What the exercise asks. Looking through the listing that follows, count every line with the string "icon" and state the number alone.

Information.
════════════════════
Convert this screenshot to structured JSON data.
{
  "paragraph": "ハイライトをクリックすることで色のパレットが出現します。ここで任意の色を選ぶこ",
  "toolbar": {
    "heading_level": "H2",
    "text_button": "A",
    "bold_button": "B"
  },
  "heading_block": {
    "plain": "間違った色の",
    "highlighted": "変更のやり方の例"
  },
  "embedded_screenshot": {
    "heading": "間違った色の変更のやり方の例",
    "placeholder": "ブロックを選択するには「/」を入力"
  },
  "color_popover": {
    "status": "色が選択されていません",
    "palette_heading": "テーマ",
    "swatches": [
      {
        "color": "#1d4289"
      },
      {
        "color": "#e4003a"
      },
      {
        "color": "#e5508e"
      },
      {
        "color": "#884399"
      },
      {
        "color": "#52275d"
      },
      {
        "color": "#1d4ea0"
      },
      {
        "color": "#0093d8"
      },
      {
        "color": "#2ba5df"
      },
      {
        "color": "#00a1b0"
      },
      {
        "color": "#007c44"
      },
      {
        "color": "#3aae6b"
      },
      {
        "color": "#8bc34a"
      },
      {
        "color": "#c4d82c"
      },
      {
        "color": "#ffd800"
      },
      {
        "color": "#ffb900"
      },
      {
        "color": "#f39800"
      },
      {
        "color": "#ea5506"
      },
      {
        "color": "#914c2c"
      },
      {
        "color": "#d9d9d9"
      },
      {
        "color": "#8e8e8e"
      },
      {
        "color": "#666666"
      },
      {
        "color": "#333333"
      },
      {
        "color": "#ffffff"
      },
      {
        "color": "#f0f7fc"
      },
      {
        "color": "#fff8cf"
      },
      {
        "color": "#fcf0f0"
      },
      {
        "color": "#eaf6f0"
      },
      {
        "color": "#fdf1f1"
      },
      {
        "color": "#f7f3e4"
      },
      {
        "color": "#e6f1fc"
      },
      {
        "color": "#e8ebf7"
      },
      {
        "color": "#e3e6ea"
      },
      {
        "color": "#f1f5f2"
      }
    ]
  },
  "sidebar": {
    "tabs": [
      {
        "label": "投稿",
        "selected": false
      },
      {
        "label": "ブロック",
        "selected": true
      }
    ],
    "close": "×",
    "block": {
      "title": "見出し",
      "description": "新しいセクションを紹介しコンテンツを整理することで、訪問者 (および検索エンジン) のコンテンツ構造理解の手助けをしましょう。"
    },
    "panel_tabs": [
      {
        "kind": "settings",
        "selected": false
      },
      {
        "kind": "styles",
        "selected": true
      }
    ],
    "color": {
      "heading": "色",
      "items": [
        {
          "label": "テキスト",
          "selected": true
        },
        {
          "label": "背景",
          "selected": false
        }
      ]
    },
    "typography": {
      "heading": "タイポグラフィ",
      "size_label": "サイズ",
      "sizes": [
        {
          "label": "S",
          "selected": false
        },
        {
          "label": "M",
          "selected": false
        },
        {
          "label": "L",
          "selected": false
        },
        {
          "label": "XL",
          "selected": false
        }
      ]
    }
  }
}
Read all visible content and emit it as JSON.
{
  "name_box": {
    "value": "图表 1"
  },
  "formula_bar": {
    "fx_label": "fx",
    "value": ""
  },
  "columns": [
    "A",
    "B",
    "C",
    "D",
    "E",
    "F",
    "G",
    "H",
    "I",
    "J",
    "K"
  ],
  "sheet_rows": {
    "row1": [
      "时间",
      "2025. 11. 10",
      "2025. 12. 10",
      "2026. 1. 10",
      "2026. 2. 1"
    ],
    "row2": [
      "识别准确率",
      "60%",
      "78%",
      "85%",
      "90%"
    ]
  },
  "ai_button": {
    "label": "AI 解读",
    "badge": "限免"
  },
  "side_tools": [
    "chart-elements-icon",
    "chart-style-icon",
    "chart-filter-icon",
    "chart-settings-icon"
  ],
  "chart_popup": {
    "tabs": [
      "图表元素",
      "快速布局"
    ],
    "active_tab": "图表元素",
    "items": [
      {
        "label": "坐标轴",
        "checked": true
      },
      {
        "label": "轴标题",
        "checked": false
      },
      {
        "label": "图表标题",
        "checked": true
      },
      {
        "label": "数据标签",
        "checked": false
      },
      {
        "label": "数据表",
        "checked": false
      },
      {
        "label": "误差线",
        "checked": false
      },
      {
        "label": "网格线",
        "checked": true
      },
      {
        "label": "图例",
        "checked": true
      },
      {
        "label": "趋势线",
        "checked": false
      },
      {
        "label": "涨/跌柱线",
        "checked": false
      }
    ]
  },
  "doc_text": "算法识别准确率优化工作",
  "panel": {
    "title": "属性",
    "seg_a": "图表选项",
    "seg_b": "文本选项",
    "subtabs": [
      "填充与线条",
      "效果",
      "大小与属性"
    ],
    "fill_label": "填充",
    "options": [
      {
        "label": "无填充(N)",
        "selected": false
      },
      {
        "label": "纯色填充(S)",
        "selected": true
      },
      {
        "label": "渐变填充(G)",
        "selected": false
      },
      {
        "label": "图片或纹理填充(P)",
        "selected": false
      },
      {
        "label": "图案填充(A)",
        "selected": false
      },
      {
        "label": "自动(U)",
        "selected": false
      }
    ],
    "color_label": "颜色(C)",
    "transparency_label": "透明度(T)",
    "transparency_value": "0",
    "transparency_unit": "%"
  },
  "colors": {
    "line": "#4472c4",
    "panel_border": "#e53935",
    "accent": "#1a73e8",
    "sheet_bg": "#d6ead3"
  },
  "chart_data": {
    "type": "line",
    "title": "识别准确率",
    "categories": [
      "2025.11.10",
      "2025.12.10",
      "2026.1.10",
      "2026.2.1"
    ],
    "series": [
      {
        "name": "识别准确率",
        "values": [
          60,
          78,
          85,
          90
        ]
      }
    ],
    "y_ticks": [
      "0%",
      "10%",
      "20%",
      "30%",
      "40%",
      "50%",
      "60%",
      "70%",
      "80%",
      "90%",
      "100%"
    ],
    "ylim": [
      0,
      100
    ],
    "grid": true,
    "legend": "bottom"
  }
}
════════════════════
Output. 4